The Boston Globe has an excellent piece on Larry Summers’ mismanagement of Harvard’s finances today. As president from 2001 to 2006, Summers overstepped his presidential duties and pushed most of the university‘s cash into the market, against the frantic warnings of his investment chiefs. These moves lost Harvard close to $2 billion.
The article opens with a debate, Summers’ preferred mode of personal interaction:
It happened at least once a year, every year. In a roomful of a dozen Harvard University financial officials, Jack Meyer, the hugely successful head of Harvard’s endowment, and Lawrence Summers, then the school’s president, would face off in a heated debate.
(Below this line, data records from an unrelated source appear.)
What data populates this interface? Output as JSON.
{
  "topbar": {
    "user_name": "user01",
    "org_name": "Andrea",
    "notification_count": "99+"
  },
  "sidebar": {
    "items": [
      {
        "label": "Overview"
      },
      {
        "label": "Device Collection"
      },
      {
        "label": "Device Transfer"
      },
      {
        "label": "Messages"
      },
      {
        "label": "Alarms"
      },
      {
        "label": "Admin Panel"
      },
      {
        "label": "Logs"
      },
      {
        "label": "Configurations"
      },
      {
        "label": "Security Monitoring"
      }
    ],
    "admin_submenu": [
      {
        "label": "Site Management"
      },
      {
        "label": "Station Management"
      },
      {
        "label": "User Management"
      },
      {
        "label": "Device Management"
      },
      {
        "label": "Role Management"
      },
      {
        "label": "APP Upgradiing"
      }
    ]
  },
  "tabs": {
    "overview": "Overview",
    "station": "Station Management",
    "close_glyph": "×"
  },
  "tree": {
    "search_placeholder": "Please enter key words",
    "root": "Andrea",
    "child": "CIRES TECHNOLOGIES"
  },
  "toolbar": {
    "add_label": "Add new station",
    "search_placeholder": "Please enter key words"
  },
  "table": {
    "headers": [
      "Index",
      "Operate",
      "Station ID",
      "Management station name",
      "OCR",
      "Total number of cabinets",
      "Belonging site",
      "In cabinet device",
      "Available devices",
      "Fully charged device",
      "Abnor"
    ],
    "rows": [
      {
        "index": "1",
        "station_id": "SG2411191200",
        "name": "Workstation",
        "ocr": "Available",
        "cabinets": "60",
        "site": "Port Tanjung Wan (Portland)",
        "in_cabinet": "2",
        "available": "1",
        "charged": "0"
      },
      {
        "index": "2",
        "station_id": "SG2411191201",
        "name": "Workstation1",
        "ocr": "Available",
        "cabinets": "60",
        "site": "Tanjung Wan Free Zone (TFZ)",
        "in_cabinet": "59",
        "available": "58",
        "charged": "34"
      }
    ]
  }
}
The topic: cash and how the university was managing – or mismanaging – its basic operating funds.
Through the first half of this decade, Meyer repeatedly warned Summers and other Harvard officials that the school was being too aggressive with billions of dollars in cash, according to people present for the discussions, investing almost all of it with the endowment’s risky mix of stocks, bonds, hedge funds, and private equity. Meyer’s successor, Mohamed El-Erian, would later sound the same warnings to Summers, and to Harvard financial staff and board members.
Summers essentially makes Wall Street look both smart and humble. An incredible feat!
The entire article is well worth a read.
Summers works two floors above the Oval Office right now. You have to wonder: what kinds of debates is he (brilliantly) winning right now?
Two noteworthy stories chronicling the hegemonic position of the Goldman Sachs Group appeared last week. The first was a scoop by The Guardian about an internal announcement regarding the record bonuses that Goldman will pay at the end of 2009, assuming that the company’s year-end profit projections are borne out. The second piece was a 10-page Rolling Stone spread by Matt Taibbi elucidating Goldman’s central role in every major economic bubble since the dawn of bubble economics.
Continue reading How can Goldman Sachs afford year-end bonuses in a recession?
On Sunday, The New York Times ran “Bill Gross of Pimco is on Treasury’s Speed-Dial,” a lengthy article on the cozy relations between PIMCO executives Bill Gross and Mohamed El-Erian and the Treasury Department. The piece had the confessional tone that is commonplace these days on the Times business page. To seek absolution for rapaciously self-interested actions, executives seem eager to tell all to Times reporters. Once the conflicts of interest and manipulation are out in the open, they lose their shock factor and can continue unabated.
The article traced the origin of PPIP to El-Erian, a much-hyped bond manager and emerging markets specialist. Although El-Erian’s plan for shedding toxic assets wasn’t adopted immediately, Treasury Secretary Timothy Geithner eventually warmed to it, and El-Erian and Gross helped shape it at every step. Now PIMCO appears first in line to benefit from the sweet terms they drew up for the government, should any bank ever decide to participate in the program.
Continue reading New York Times is on Pimco’s speed dial